# Problem:
Copy the lines below exactly. No picture goes into the copy.

(Collected data entries)
════
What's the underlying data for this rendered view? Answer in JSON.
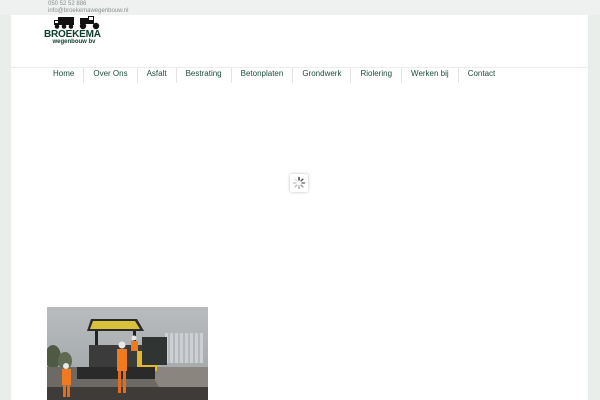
{
  "topbar": {
    "phone": "050 52 52 886",
    "email": "info@broekemawegenbouw.nl"
  },
  "logo": {
    "name": "BROEKEMA",
    "tagline": "wegenbouw bv",
    "icon": "truck-and-roller-logo-icon"
  },
  "nav": {
    "items": [
      "Home",
      "Over Ons",
      "Asfalt",
      "Bestrating",
      "Betonplaten",
      "Grondwerk",
      "Riolering",
      "Werken bij",
      "Contact"
    ]
  },
  "loader": {
    "icon": "loading-spinner-icon"
  },
  "photo": {
    "subject": "asphalt paving crew at work"
  },
  "colors": {
    "brand": "#0e3d2b",
    "nav_text": "#1d4d3a",
    "background": "#e9eeeb"
  }
}
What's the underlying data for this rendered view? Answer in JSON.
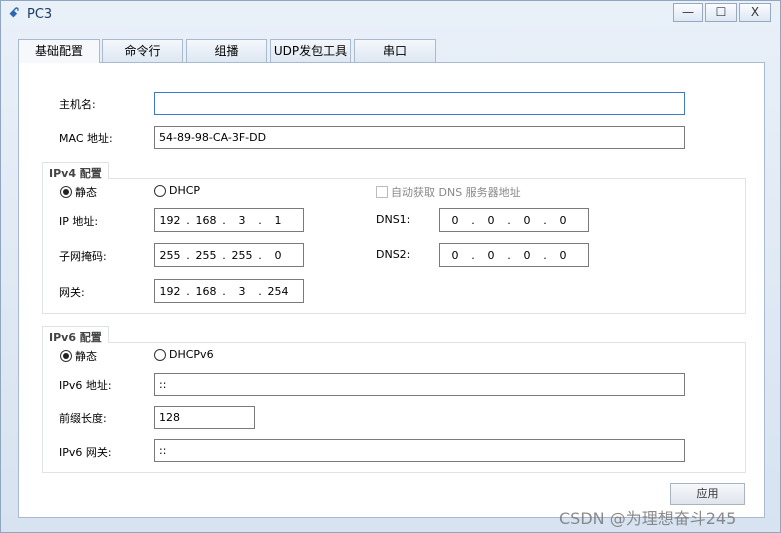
{
  "window": {
    "title": "PC3",
    "minimize": "—",
    "maximize": "☐",
    "close": "X"
  },
  "tabs": [
    {
      "label": "基础配置"
    },
    {
      "label": "命令行"
    },
    {
      "label": "组播"
    },
    {
      "label": "UDP发包工具"
    },
    {
      "label": "串口"
    }
  ],
  "basic": {
    "hostname_label": "主机名:",
    "hostname_value": "",
    "mac_label": "MAC 地址:",
    "mac_value": "54-89-98-CA-3F-DD"
  },
  "ipv4": {
    "title": "IPv4 配置",
    "static_label": "静态",
    "dhcp_label": "DHCP",
    "mode": "static",
    "auto_dns_label": "自动获取 DNS 服务器地址",
    "auto_dns_checked": false,
    "ip_label": "IP 地址:",
    "ip": [
      "192",
      "168",
      "3",
      "1"
    ],
    "mask_label": "子网掩码:",
    "mask": [
      "255",
      "255",
      "255",
      "0"
    ],
    "gateway_label": "网关:",
    "gateway": [
      "192",
      "168",
      "3",
      "254"
    ],
    "dns1_label": "DNS1:",
    "dns1": [
      "0",
      "0",
      "0",
      "0"
    ],
    "dns2_label": "DNS2:",
    "dns2": [
      "0",
      "0",
      "0",
      "0"
    ]
  },
  "ipv6": {
    "title": "IPv6 配置",
    "static_label": "静态",
    "dhcp_label": "DHCPv6",
    "mode": "static",
    "addr_label": "IPv6 地址:",
    "addr": "::",
    "prefix_label": "前缀长度:",
    "prefix": "128",
    "gateway_label": "IPv6 网关:",
    "gateway": "::"
  },
  "apply_label": "应用",
  "watermark": "CSDN @为理想奋斗245"
}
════
# Written response:
What's the underlying data for this rendered view? Answer in JSON.
{
  "topbar": {
    "phone": "050 52 52 886",
    "email": "info@broekemawegenbouw.nl"
  },
  "logo": {
    "name": "BROEKEMA",
    "tagline": "wegenbouw bv",
    "icon": "truck-and-roller-logo-icon"
  },
  "nav": {
    "items": [
      "Home",
      "Over Ons",
      "Asfalt",
      "Bestrating",
      "Betonplaten",
      "Grondwerk",
      "Riolering",
      "Werken bij",
      "Contact"
    ]
  },
  "loader": {
    "icon": "loading-spinner-icon"
  },
  "photo": {
    "subject": "asphalt paving crew at work"
  },
  "colors": {
    "brand": "#0e3d2b",
    "nav_text": "#1d4d3a",
    "background": "#e9eeeb"
  }
}
What's the underlying data for this rendered view? Answer in JSON.
{
  "window": {
    "title": "PC3",
    "minimize": "—",
    "maximize": "☐",
    "close": "X"
  },
  "tabs": [
    {
      "label": "基础配置"
    },
    {
      "label": "命令行"
    },
    {
      "label": "组播"
    },
    {
      "label": "UDP发包工具"
    },
    {
      "label": "串口"
    }
  ],
  "basic": {
    "hostname_label": "主机名:",
    "hostname_value": "",
    "mac_label": "MAC 地址:",
    "mac_value": "54-89-98-CA-3F-DD"
  },
  "ipv4": {
    "title": "IPv4 配置",
    "static_label": "静态",
    "dhcp_label": "DHCP",
    "mode": "static",
    "auto_dns_label": "自动获取 DNS 服务器地址",
    "auto_dns_checked": false,
    "ip_label": "IP 地址:",
    "ip": [
      "192",
      "168",
      "3",
      "1"
    ],
    "mask_label": "子网掩码:",
    "mask": [
      "255",
      "255",
      "255",
      "0"
    ],
    "gateway_label": "网关:",
    "gateway": [
      "192",
      "168",
      "3",
      "254"
    ],
    "dns1_label": "DNS1:",
    "dns1": [
      "0",
      "0",
      "0",
      "0"
    ],
    "dns2_label": "DNS2:",
    "dns2": [
      "0",
      "0",
      "0",
      "0"
    ]
  },
  "ipv6": {
    "title": "IPv6 配置",
    "static_label": "静态",
    "dhcp_label": "DHCPv6",
    "mode": "static",
    "addr_label": "IPv6 地址:",
    "addr": "::",
    "prefix_label": "前缀长度:",
    "prefix": "128",
    "gateway_label": "IPv6 网关:",
    "gateway": "::"
  },
  "apply_label": "应用",
  "watermark": "CSDN @为理想奋斗245"
}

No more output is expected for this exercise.